• _Problem to solve_:
Restate the data word for word. Leave the pictures out.

• _Input data_:
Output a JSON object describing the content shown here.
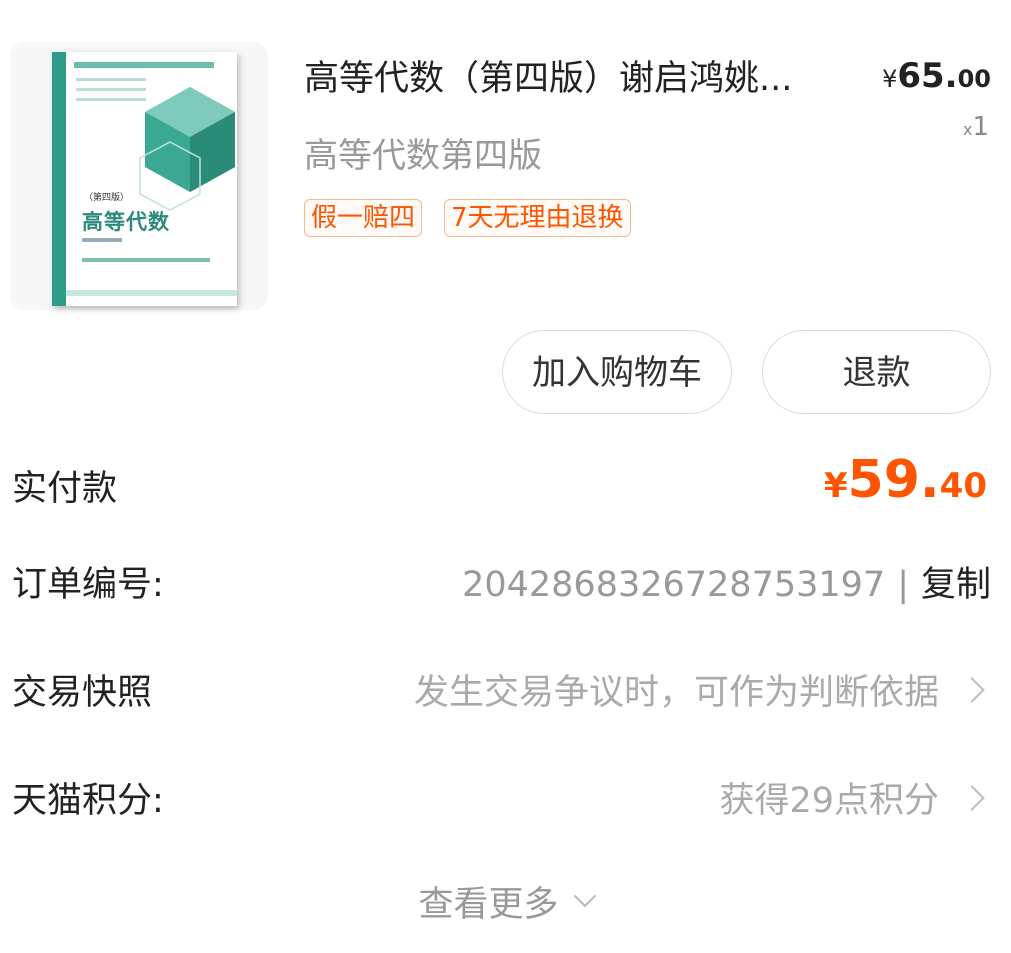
{
  "product": {
    "title": "高等代数（第四版）谢启鸿姚...",
    "spec": "高等代数第四版",
    "price": {
      "currency": "¥",
      "integer": "65.",
      "cents": "00"
    },
    "quantity": {
      "prefix": "x",
      "value": "1"
    },
    "tags": [
      "假一赔四",
      "7天无理由退换"
    ],
    "cover": {
      "edition": "（第四版）",
      "book_title": "高等代数"
    }
  },
  "actions": {
    "add_to_cart": "加入购物车",
    "refund": "退款"
  },
  "payment": {
    "label": "实付款",
    "currency": "¥",
    "integer": "59.",
    "cents": "40"
  },
  "order": {
    "label": "订单编号:",
    "number": "2042868326728753197",
    "separator": "|",
    "copy_label": "复制"
  },
  "snapshot": {
    "label": "交易快照",
    "value": "发生交易争议时，可作为判断依据"
  },
  "points": {
    "label": "天猫积分:",
    "value": "获得29点积分"
  },
  "more": {
    "label": "查看更多"
  },
  "colors": {
    "accent": "#ff5500",
    "muted": "#999999",
    "tag_border": "#f3b98f",
    "cover_green": "#2d8a7a"
  }
}
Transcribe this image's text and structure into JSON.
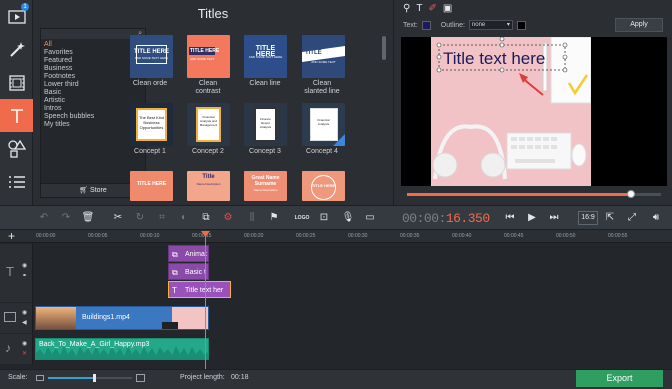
{
  "window": {
    "badge_count": "1"
  },
  "titles_panel": {
    "heading": "Titles",
    "categories": [
      "All",
      "Favorites",
      "Featured",
      "Business",
      "Footnotes",
      "Lower third",
      "Basic",
      "Artistic",
      "Intros",
      "Speech bubbles",
      "My titles"
    ],
    "selected_category": "All",
    "store_label": "Store",
    "thumbnails": [
      {
        "label": "Clean orde",
        "caption": "TITLE HERE",
        "sub": "AND SOME TEXT HERE"
      },
      {
        "label": "Clean\ncontrast",
        "caption": "TITLE HERE",
        "sub": "AND SOME TEXT"
      },
      {
        "label": "Clean line",
        "caption": "TITLE HERE",
        "sub": "AND SOME TEXT HERE"
      },
      {
        "label": "Clean\nslanted line",
        "caption": "TITLE",
        "sub": "AND SOME TEXT"
      },
      {
        "label": "Concept 1",
        "caption": "The Best Kind Business Opportunities"
      },
      {
        "label": "Concept 2",
        "caption": "Financial Analysis and Management"
      },
      {
        "label": "Concept 3",
        "caption": "Finance Report Analysis"
      },
      {
        "label": "Concept 4",
        "caption": "Financial Analysis"
      },
      {
        "label": "",
        "caption": "TITLE HERE"
      },
      {
        "label": "",
        "caption": "Title",
        "sub": "Name Description"
      },
      {
        "label": "",
        "caption": "Great Name Surname",
        "sub": "Name Description"
      },
      {
        "label": "",
        "caption": "TITLE HERE"
      }
    ]
  },
  "preview": {
    "text_label": "Text:",
    "outline_label": "Outline:",
    "outline_value": "none",
    "apply_label": "Apply",
    "title_text": "Title text here",
    "text_color": "#1b1b5a",
    "outline_color": "#000000",
    "playback_fraction": 0.88
  },
  "toolbar": {
    "timecode_dim": "00:00:",
    "timecode_hot": "16.350",
    "aspect_label": "16:9",
    "logo_label": "LOGO"
  },
  "timeline": {
    "ticks": [
      "00:00:00",
      "00:00:05",
      "00:00:10",
      "00:00:15",
      "00:00:20",
      "00:00:25",
      "00:00:30",
      "00:00:35",
      "00:00:40",
      "00:00:45",
      "00:00:50",
      "00:00:55"
    ],
    "title_clips": [
      {
        "label": "Animat"
      },
      {
        "label": "Basic t"
      },
      {
        "label": "Title text her"
      }
    ],
    "video_clip": "Buildings1.mp4",
    "audio_clip": "Back_To_Make_A_Girl_Happy.mp3"
  },
  "status": {
    "scale_label": "Scale:",
    "scale_fraction": 0.55,
    "project_length_label": "Project length:",
    "project_length": "00:18",
    "export_label": "Export"
  },
  "colors": {
    "accent": "#f06b4b",
    "export": "#2e9e61",
    "title_clip": "#8a4aa8",
    "audio": "#23a88a",
    "video": "#3b78c2"
  }
}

• _Answer section_:
Output a JSON object describing the content shown here.
{
  "product": {
    "title": "高等代数（第四版）谢启鸿姚...",
    "spec": "高等代数第四版",
    "price": {
      "currency": "¥",
      "integer": "65.",
      "cents": "00"
    },
    "quantity": {
      "prefix": "x",
      "value": "1"
    },
    "tags": [
      "假一赔四",
      "7天无理由退换"
    ],
    "cover": {
      "edition": "（第四版）",
      "book_title": "高等代数"
    }
  },
  "actions": {
    "add_to_cart": "加入购物车",
    "refund": "退款"
  },
  "payment": {
    "label": "实付款",
    "currency": "¥",
    "integer": "59.",
    "cents": "40"
  },
  "order": {
    "label": "订单编号:",
    "number": "2042868326728753197",
    "separator": "|",
    "copy_label": "复制"
  },
  "snapshot": {
    "label": "交易快照",
    "value": "发生交易争议时，可作为判断依据"
  },
  "points": {
    "label": "天猫积分:",
    "value": "获得29点积分"
  },
  "more": {
    "label": "查看更多"
  },
  "colors": {
    "accent": "#ff5500",
    "muted": "#999999",
    "tag_border": "#f3b98f",
    "cover_green": "#2d8a7a"
  }
}
Transcribe this image's text and structure into JSON.
{
  "window": {
    "badge_count": "1"
  },
  "titles_panel": {
    "heading": "Titles",
    "categories": [
      "All",
      "Favorites",
      "Featured",
      "Business",
      "Footnotes",
      "Lower third",
      "Basic",
      "Artistic",
      "Intros",
      "Speech bubbles",
      "My titles"
    ],
    "selected_category": "All",
    "store_label": "Store",
    "thumbnails": [
      {
        "label": "Clean orde",
        "caption": "TITLE HERE",
        "sub": "AND SOME TEXT HERE"
      },
      {
        "label": "Clean\ncontrast",
        "caption": "TITLE HERE",
        "sub": "AND SOME TEXT"
      },
      {
        "label": "Clean line",
        "caption": "TITLE HERE",
        "sub": "AND SOME TEXT HERE"
      },
      {
        "label": "Clean\nslanted line",
        "caption": "TITLE",
        "sub": "AND SOME TEXT"
      },
      {
        "label": "Concept 1",
        "caption": "The Best Kind Business Opportunities"
      },
      {
        "label": "Concept 2",
        "caption": "Financial Analysis and Management"
      },
      {
        "label": "Concept 3",
        "caption": "Finance Report Analysis"
      },
      {
        "label": "Concept 4",
        "caption": "Financial Analysis"
      },
      {
        "label": "",
        "caption": "TITLE HERE"
      },
      {
        "label": "",
        "caption": "Title",
        "sub": "Name Description"
      },
      {
        "label": "",
        "caption": "Great Name Surname",
        "sub": "Name Description"
      },
      {
        "label": "",
        "caption": "TITLE HERE"
      }
    ]
  },
  "preview": {
    "text_label": "Text:",
    "outline_label": "Outline:",
    "outline_value": "none",
    "apply_label": "Apply",
    "title_text": "Title text here",
    "text_color": "#1b1b5a",
    "outline_color": "#000000",
    "playback_fraction": 0.88
  },
  "toolbar": {
    "timecode_dim": "00:00:",
    "timecode_hot": "16.350",
    "aspect_label": "16:9",
    "logo_label": "LOGO"
  },
  "timeline": {
    "ticks": [
      "00:00:00",
      "00:00:05",
      "00:00:10",
      "00:00:15",
      "00:00:20",
      "00:00:25",
      "00:00:30",
      "00:00:35",
      "00:00:40",
      "00:00:45",
      "00:00:50",
      "00:00:55"
    ],
    "title_clips": [
      {
        "label": "Animat"
      },
      {
        "label": "Basic t"
      },
      {
        "label": "Title text her"
      }
    ],
    "video_clip": "Buildings1.mp4",
    "audio_clip": "Back_To_Make_A_Girl_Happy.mp3"
  },
  "status": {
    "scale_label": "Scale:",
    "scale_fraction": 0.55,
    "project_length_label": "Project length:",
    "project_length": "00:18",
    "export_label": "Export"
  },
  "colors": {
    "accent": "#f06b4b",
    "export": "#2e9e61",
    "title_clip": "#8a4aa8",
    "audio": "#23a88a",
    "video": "#3b78c2"
  }
}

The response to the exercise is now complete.